(Entries from a dataset of interfaces)
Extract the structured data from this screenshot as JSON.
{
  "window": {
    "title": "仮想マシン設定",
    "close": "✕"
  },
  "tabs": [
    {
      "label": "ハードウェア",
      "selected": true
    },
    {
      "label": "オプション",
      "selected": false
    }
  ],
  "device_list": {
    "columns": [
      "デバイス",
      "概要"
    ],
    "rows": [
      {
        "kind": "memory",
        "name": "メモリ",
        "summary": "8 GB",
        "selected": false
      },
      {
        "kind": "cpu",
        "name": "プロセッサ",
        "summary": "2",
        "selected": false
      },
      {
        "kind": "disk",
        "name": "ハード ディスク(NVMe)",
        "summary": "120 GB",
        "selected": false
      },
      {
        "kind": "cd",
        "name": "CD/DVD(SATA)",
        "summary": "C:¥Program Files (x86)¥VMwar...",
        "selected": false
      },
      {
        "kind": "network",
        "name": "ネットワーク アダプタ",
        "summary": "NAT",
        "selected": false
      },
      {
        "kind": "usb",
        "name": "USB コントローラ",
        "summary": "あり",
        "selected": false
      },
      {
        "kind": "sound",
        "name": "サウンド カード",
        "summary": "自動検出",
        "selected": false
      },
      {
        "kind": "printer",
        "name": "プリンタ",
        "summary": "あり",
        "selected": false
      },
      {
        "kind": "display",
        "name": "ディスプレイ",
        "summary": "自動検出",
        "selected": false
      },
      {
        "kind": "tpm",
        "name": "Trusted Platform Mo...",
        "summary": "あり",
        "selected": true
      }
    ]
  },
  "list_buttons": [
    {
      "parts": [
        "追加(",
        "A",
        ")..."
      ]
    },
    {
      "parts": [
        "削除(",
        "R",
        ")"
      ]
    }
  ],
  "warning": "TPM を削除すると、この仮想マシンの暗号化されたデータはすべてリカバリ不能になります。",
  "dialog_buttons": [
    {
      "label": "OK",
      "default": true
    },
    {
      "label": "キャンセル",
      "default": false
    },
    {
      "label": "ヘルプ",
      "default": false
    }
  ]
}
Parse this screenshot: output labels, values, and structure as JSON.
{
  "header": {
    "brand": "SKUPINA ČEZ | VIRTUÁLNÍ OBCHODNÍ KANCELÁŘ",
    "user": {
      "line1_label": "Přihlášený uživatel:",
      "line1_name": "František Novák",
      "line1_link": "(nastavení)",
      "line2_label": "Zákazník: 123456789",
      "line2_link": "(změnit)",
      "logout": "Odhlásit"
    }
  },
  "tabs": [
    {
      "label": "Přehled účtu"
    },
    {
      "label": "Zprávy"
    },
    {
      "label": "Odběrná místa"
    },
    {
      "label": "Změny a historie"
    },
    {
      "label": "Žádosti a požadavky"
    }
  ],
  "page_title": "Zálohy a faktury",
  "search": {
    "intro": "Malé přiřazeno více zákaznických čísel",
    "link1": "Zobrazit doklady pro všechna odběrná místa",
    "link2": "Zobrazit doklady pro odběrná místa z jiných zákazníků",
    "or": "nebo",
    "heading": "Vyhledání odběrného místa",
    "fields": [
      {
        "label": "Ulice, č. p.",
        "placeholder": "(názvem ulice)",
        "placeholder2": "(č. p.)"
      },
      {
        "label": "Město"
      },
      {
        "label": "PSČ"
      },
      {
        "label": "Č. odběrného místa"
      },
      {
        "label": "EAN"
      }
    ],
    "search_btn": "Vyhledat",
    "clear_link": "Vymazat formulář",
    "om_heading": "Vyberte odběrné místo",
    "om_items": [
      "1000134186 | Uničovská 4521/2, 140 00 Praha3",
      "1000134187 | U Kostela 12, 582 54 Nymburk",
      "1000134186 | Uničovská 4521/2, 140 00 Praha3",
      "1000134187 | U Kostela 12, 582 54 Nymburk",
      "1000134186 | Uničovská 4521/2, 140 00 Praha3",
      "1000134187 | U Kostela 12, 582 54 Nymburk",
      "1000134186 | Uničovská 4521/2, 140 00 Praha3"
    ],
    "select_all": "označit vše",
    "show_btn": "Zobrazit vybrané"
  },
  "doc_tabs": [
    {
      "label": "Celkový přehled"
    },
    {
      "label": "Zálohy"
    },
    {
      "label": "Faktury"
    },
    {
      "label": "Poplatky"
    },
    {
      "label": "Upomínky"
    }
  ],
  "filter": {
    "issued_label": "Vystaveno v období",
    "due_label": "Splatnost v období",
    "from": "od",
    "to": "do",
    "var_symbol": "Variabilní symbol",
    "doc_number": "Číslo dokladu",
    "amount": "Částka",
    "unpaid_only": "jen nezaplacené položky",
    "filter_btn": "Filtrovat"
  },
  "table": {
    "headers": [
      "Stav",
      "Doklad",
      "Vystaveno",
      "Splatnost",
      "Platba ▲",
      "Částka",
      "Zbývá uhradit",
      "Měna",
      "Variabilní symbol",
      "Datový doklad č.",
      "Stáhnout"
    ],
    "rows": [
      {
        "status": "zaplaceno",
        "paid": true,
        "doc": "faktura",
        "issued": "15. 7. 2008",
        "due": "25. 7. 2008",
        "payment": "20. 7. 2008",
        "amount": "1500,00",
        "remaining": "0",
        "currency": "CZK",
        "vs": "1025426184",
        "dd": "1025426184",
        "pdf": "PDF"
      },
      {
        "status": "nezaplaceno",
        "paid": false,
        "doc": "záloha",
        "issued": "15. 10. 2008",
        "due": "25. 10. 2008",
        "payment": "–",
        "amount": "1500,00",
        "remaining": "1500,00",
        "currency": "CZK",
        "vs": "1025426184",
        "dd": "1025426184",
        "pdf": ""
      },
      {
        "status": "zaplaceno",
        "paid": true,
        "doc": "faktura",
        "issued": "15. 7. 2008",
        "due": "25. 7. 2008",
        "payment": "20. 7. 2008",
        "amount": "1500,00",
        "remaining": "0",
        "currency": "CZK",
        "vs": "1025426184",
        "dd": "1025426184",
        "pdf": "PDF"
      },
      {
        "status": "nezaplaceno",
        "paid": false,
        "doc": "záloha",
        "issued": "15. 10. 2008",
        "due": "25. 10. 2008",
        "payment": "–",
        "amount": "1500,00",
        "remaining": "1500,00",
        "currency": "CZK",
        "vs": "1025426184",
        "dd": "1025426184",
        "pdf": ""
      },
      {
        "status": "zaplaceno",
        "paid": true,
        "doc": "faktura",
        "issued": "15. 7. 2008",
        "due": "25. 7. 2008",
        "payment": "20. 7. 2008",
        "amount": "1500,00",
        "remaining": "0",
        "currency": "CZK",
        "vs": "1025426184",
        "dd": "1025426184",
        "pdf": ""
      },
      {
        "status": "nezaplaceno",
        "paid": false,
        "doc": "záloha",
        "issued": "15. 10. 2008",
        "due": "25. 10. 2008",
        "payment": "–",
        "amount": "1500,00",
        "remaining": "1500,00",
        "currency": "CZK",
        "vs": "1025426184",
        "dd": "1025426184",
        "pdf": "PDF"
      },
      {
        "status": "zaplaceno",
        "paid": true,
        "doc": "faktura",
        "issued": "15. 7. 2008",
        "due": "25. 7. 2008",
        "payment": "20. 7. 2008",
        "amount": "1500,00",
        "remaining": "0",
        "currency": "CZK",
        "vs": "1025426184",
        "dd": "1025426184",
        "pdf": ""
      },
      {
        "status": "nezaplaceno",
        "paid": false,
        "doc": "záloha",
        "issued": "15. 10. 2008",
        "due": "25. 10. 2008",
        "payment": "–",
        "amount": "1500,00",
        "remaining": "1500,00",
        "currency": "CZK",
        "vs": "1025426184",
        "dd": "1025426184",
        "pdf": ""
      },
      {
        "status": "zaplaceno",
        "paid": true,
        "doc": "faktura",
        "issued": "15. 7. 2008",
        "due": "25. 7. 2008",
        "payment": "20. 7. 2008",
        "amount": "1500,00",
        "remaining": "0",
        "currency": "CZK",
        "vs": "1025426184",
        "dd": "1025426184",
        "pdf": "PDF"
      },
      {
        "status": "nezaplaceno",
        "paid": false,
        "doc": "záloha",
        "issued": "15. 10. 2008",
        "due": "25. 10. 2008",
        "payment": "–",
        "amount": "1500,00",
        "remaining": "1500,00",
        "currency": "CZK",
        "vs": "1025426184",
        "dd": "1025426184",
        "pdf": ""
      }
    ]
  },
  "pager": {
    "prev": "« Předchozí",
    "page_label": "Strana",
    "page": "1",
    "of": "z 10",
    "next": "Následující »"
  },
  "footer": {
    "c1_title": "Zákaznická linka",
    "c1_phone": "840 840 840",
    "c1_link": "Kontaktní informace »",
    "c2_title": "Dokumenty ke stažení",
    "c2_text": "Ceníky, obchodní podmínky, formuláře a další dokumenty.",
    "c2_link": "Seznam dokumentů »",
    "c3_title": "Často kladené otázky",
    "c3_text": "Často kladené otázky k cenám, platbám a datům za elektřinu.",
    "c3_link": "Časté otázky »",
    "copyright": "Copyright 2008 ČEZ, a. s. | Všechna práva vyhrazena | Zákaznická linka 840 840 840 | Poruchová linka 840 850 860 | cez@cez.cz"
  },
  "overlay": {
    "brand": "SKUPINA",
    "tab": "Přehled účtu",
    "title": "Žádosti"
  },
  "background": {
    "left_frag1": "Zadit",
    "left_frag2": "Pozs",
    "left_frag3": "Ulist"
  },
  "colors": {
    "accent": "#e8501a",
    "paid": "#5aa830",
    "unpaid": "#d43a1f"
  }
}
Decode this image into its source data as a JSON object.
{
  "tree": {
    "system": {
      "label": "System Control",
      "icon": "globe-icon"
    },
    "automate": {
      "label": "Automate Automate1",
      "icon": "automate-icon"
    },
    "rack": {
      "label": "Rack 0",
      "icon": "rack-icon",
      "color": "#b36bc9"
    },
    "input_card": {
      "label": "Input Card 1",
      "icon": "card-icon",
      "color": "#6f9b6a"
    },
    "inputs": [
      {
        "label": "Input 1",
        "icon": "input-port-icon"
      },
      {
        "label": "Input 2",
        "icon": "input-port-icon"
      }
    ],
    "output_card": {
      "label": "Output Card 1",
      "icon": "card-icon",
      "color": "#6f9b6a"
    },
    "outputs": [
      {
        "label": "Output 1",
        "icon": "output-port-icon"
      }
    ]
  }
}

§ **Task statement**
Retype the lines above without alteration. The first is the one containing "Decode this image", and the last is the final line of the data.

§ **Your solution**
Decode this image into its source data as a JSON object.
{
  "tree": {
    "system": {
      "label": "System Control",
      "icon": "globe-icon"
    },
    "automate": {
      "label": "Automate Automate1",
      "icon": "automate-icon"
    },
    "rack": {
      "label": "Rack 0",
      "icon": "rack-icon",
      "color": "#b36bc9"
    },
    "input_card": {
      "label": "Input Card 1",
      "icon": "card-icon",
      "color": "#6f9b6a"
    },
    "inputs": [
      {
        "label": "Input 1",
        "icon": "input-port-icon"
      },
      {
        "label": "Input 2",
        "icon": "input-port-icon"
      }
    ],
    "output_card": {
      "label": "Output Card 1",
      "icon": "card-icon",
      "color": "#6f9b6a"
    },
    "outputs": [
      {
        "label": "Output 1",
        "icon": "output-port-icon"
      }
    ]
  }
}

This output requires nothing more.